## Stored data
┏━━
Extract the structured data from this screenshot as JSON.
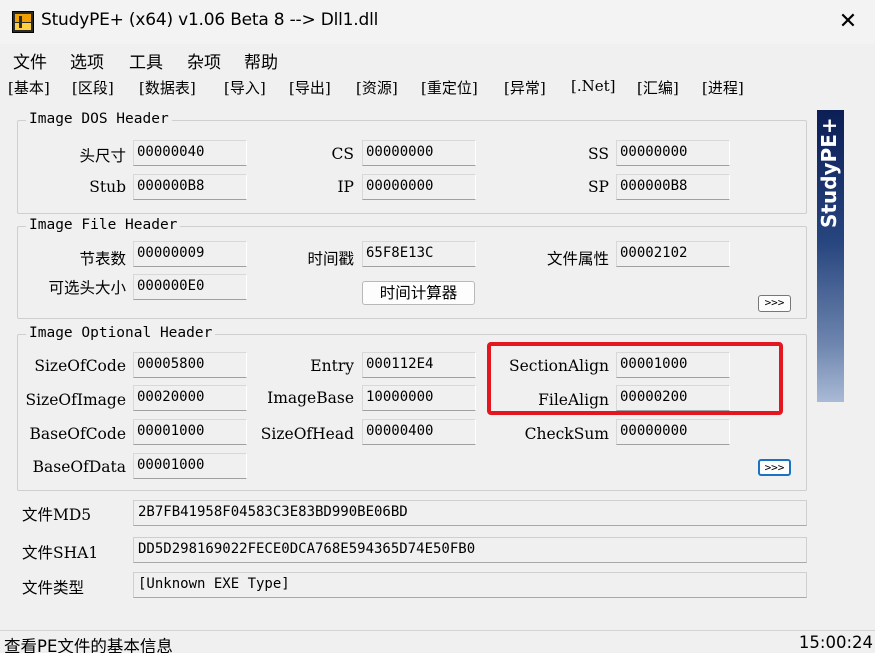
{
  "window": {
    "title": "StudyPE+ (x64) v1.06 Beta 8  --> Dll1.dll",
    "close_label": "✕"
  },
  "menu": [
    "文件",
    "选项",
    "工具",
    "杂项",
    "帮助"
  ],
  "tabs": [
    "[基本]",
    "[区段]",
    "[数据表]",
    "[导入]",
    "[导出]",
    "[资源]",
    "[重定位]",
    "[异常]",
    "[.Net]",
    "[汇编]",
    "[进程]"
  ],
  "dos_header": {
    "title": "Image DOS Header",
    "head_size": {
      "label": "头尺寸",
      "value": "00000040"
    },
    "cs": {
      "label": "CS",
      "value": "00000000"
    },
    "ss": {
      "label": "SS",
      "value": "00000000"
    },
    "stub": {
      "label": "Stub",
      "value": "000000B8"
    },
    "ip": {
      "label": "IP",
      "value": "00000000"
    },
    "sp": {
      "label": "SP",
      "value": "000000B8"
    }
  },
  "file_header": {
    "title": "Image File Header",
    "sections": {
      "label": "节表数",
      "value": "00000009"
    },
    "timestamp": {
      "label": "时间戳",
      "value": "65F8E13C"
    },
    "characteristics": {
      "label": "文件属性",
      "value": "00002102"
    },
    "opt_header_size": {
      "label": "可选头大小",
      "value": "000000E0"
    },
    "time_calc_button": "时间计算器",
    "more_button": ">>>"
  },
  "optional_header": {
    "title": "Image Optional Header",
    "size_of_code": {
      "label": "SizeOfCode",
      "value": "00005800"
    },
    "entry": {
      "label": "Entry",
      "value": "000112E4"
    },
    "section_align": {
      "label": "SectionAlign",
      "value": "00001000"
    },
    "size_of_image": {
      "label": "SizeOfImage",
      "value": "00020000"
    },
    "image_base": {
      "label": "ImageBase",
      "value": "10000000"
    },
    "file_align": {
      "label": "FileAlign",
      "value": "00000200"
    },
    "base_of_code": {
      "label": "BaseOfCode",
      "value": "00001000"
    },
    "size_of_head": {
      "label": "SizeOfHead",
      "value": "00000400"
    },
    "checksum": {
      "label": "CheckSum",
      "value": "00000000"
    },
    "base_of_data": {
      "label": "BaseOfData",
      "value": "00001000"
    },
    "more_button": ">>>"
  },
  "file_info": {
    "md5": {
      "label": "文件MD5",
      "value": "2B7FB41958F04583C3E83BD990BE06BD"
    },
    "sha1": {
      "label": "文件SHA1",
      "value": "DD5D298169022FECE0DCA768E594365D74E50FB0"
    },
    "type": {
      "label": "文件类型",
      "value": "[Unknown EXE Type]"
    }
  },
  "side_banner": "StudyPE+",
  "status": {
    "message": "查看PE文件的基本信息",
    "time": "15:00:24"
  },
  "colors": {
    "highlight": "#e4161f",
    "banner_top": "#0c1e56",
    "banner_bottom": "#a9bad6"
  }
}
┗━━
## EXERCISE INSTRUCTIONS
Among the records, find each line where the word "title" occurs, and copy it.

## RESPONSE
    "title": "StudyPE+ (x64) v1.06 Beta 8  --> Dll1.dll",
    "title": "Image DOS Header",
    "title": "Image File Header",
    "title": "Image Optional Header",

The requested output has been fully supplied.